Russia’s invasion of Ukraine is of course influencing many markets in which we operate. The GBP against the USD is as low as it has been since November 2020 and fuel prices have reached record highs. Ukrainian prime minister Denys Shmygal has announced plans to create a food reserve big enough to feed the country’s people and armed forces during the Russian invasion. Planting in Ukraine was due to start just before Russia’s invasion of Ukraine, so naturally there are concerns that areas sown will be reduced dramatically as the conflict continues.
The Bulgarian government has announced plans to increase its reserves by purchasing stock directly from local producers to ensure their domestic needs are covered. It is estimated that there are still 3 million tonnes of wheat in Bulgarian silos, and the government could procure almost half of that quantity. We have already seen extra customs checks at Bulgarian borders, which some producers believe are an unofficial attempt to halt exports. On Friday 4th March 2022, Hungary banned all grain exports due to price increases caused by the Russian invasion of Ukraine, Bulgaria is sure to follow, officially, very soon.
The sunflower kernel market has risen to all-time highs in the last two weeks. Prices from Bulgaria are around 45% higher than two weeks ago and shellers are increasingly concerned about how many of their farmers will honour existing contracts.

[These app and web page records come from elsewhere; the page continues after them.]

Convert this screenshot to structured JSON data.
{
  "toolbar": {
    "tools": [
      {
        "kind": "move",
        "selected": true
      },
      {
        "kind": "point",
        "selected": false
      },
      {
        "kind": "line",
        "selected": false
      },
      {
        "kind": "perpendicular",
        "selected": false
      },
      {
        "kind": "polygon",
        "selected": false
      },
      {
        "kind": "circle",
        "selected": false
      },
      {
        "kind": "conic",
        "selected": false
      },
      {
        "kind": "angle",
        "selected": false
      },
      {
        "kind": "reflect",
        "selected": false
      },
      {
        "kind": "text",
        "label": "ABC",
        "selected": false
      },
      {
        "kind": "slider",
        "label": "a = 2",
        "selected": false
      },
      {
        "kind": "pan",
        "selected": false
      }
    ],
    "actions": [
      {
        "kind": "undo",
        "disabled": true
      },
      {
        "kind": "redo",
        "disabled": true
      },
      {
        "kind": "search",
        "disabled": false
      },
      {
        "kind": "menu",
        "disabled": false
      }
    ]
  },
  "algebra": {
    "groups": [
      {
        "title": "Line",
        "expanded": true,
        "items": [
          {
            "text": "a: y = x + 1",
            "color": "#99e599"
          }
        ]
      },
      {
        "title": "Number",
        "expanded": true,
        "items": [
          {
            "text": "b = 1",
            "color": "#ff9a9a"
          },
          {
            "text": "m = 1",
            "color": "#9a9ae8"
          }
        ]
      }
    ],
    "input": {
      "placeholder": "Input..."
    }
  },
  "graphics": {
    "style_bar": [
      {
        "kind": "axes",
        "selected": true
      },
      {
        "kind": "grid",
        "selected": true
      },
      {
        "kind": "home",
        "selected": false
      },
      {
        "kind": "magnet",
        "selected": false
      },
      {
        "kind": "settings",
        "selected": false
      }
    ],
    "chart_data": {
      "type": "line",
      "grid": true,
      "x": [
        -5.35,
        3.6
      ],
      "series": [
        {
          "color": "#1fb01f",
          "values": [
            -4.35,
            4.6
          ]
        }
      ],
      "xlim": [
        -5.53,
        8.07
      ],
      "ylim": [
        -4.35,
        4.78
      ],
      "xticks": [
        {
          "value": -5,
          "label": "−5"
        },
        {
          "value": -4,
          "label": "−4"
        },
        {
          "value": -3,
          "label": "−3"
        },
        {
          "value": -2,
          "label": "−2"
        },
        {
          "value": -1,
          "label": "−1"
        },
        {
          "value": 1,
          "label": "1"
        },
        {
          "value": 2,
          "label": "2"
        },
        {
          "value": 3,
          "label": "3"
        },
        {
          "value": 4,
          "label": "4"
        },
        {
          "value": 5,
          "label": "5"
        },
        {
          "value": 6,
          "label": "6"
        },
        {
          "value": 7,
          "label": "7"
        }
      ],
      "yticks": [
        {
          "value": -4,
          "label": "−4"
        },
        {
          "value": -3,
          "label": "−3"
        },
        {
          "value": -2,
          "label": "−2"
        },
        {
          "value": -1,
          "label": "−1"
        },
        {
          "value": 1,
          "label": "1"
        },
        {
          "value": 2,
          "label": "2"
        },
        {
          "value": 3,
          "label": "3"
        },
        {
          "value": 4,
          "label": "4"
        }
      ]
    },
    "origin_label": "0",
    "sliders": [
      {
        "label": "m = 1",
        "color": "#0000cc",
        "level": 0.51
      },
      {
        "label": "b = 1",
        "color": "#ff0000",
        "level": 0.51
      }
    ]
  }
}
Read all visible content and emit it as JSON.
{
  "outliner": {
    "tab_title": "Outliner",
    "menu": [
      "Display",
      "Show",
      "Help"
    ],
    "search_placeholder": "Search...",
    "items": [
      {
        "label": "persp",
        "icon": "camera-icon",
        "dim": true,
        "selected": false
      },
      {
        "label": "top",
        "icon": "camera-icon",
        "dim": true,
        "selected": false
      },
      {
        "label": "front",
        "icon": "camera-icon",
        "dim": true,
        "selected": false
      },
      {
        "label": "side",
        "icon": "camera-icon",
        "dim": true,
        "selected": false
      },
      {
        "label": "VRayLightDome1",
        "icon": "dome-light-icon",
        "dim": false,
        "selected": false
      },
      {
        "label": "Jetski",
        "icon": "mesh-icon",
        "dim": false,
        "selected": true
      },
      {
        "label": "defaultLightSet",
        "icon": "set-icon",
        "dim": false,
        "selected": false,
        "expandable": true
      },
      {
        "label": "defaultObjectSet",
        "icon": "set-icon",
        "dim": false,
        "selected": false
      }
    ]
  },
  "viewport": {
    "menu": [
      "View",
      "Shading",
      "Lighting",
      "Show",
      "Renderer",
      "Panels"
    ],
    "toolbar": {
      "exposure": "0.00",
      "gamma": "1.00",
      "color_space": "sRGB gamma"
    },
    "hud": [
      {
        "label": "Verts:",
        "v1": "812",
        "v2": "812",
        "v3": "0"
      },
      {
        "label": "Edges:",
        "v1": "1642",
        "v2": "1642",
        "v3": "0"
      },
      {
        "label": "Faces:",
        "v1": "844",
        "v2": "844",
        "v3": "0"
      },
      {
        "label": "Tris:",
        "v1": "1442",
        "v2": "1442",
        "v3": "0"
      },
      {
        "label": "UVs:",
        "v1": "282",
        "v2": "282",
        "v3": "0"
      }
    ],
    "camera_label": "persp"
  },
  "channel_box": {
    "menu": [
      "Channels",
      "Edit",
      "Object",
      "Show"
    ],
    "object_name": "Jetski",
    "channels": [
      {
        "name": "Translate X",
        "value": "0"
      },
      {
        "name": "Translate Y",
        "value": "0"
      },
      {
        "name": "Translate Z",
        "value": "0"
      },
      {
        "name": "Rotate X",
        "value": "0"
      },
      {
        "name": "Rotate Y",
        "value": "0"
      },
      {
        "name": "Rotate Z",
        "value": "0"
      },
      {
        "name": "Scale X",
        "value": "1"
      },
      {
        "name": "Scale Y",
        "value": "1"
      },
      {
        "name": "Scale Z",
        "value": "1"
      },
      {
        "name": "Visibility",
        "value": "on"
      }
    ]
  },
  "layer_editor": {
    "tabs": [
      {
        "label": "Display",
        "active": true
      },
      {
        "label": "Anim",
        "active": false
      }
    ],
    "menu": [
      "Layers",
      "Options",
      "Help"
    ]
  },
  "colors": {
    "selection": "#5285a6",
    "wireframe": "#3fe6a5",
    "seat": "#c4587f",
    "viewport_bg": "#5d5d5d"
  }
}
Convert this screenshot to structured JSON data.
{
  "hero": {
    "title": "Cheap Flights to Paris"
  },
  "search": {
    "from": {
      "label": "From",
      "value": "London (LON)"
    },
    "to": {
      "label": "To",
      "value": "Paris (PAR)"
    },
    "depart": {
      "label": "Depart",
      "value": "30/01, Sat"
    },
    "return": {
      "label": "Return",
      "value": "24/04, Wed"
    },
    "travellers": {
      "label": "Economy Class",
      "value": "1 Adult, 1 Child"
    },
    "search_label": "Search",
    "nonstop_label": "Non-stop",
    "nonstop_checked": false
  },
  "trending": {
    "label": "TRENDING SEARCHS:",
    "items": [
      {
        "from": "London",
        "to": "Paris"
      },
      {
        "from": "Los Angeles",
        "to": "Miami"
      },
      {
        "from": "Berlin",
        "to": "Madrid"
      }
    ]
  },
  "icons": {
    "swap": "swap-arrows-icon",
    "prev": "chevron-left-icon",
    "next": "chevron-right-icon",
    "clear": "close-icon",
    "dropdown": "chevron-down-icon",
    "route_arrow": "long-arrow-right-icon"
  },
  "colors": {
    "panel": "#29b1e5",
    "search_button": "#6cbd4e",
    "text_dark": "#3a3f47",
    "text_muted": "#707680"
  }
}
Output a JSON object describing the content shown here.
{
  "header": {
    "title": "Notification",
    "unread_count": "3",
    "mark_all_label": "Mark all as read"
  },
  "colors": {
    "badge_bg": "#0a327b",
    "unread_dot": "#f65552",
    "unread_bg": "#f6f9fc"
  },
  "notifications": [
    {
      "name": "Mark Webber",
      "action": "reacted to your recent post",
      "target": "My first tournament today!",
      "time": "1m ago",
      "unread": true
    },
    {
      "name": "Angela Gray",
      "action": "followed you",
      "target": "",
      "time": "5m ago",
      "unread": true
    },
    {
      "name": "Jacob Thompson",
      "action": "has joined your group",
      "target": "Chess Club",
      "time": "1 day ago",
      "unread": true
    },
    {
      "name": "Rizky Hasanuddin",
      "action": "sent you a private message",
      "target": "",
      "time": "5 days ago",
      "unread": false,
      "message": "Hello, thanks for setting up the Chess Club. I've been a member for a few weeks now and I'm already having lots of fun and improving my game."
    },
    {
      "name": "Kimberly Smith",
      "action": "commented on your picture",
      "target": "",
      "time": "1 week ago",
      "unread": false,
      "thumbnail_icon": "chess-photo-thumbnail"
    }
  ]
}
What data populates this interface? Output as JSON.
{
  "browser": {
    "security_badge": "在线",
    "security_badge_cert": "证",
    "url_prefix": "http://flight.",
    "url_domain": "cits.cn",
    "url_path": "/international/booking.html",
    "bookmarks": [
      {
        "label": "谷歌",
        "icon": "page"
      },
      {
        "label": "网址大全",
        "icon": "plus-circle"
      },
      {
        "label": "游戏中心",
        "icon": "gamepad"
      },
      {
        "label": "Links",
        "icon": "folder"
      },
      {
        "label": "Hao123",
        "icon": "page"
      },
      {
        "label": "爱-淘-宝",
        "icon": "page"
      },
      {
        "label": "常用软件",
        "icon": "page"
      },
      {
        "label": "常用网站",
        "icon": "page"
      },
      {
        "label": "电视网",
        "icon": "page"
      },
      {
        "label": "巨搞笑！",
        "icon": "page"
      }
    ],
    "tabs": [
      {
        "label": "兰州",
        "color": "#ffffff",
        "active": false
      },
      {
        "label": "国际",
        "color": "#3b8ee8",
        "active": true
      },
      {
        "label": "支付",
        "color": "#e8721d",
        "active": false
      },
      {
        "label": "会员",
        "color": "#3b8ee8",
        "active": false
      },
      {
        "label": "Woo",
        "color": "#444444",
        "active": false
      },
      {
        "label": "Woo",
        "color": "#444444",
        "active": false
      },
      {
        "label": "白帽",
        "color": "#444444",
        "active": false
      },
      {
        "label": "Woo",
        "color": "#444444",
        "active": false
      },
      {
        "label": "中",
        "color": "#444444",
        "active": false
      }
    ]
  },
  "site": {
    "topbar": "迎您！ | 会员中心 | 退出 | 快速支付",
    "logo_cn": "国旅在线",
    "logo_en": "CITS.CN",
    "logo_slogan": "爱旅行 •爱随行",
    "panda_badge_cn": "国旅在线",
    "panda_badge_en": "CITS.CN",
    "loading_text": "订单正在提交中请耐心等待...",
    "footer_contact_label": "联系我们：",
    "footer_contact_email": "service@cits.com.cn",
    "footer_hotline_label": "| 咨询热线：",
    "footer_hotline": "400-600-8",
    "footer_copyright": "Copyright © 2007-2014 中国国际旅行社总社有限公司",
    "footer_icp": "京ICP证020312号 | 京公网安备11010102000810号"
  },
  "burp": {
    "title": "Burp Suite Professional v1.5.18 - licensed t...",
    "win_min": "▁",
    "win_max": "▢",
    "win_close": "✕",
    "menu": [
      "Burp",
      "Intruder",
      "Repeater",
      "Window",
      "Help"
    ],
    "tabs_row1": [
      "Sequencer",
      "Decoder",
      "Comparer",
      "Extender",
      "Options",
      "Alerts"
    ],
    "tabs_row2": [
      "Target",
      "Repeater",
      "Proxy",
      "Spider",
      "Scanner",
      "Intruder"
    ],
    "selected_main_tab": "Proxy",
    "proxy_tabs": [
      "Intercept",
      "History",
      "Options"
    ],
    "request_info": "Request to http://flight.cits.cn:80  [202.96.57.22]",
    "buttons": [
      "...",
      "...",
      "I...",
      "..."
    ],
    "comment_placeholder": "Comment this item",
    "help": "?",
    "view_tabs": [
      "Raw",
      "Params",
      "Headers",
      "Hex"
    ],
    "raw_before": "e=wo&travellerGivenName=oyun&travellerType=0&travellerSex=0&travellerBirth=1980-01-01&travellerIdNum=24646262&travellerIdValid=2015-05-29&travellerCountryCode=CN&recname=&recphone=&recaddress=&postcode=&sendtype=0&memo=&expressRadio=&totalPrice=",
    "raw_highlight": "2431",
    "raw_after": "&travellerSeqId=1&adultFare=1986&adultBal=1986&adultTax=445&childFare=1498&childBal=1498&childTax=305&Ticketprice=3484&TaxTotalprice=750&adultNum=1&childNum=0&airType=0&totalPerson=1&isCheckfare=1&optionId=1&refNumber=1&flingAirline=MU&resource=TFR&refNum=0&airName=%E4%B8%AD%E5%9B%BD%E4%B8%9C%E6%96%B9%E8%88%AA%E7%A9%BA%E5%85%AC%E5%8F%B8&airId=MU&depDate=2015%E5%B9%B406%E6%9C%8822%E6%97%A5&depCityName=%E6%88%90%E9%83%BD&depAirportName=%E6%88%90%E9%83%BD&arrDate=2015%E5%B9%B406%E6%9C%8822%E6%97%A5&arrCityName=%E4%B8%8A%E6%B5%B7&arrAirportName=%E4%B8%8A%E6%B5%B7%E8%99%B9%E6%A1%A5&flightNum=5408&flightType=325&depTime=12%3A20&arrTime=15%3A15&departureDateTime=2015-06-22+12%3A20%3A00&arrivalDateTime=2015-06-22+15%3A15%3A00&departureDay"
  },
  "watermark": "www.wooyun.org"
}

Alternative options such as Argentina and China have obviously increased pricing due to rapid demand and could soon be the only viable origins able to supply some of the global demand. For businesses that rely heavily on Sunflower products, which there will be many, this will of course be a very worrying time.
Peanut prices have been relatively stable, but the ongoing conflict and continued sanctions on Russia will have a major impact on the global Peanut market.
The Brazilian crop is looking good, with an expected increase in tonnage of around 14% but as Brazil exports around 40% of its volume to Russia and 10% to Ukraine, this could be devastating for the Brazilian peanut market.
The Argentinean Peanut market has been very quiet as buyers wait on the new crop. The crop is progressing well in most areas but as always, the weather over the next few weeks is vital.
The US Peanut market has been stable with little availability for export. Container and vessel availability is still a real issue out of the US and that looks set to continue throughout Q2.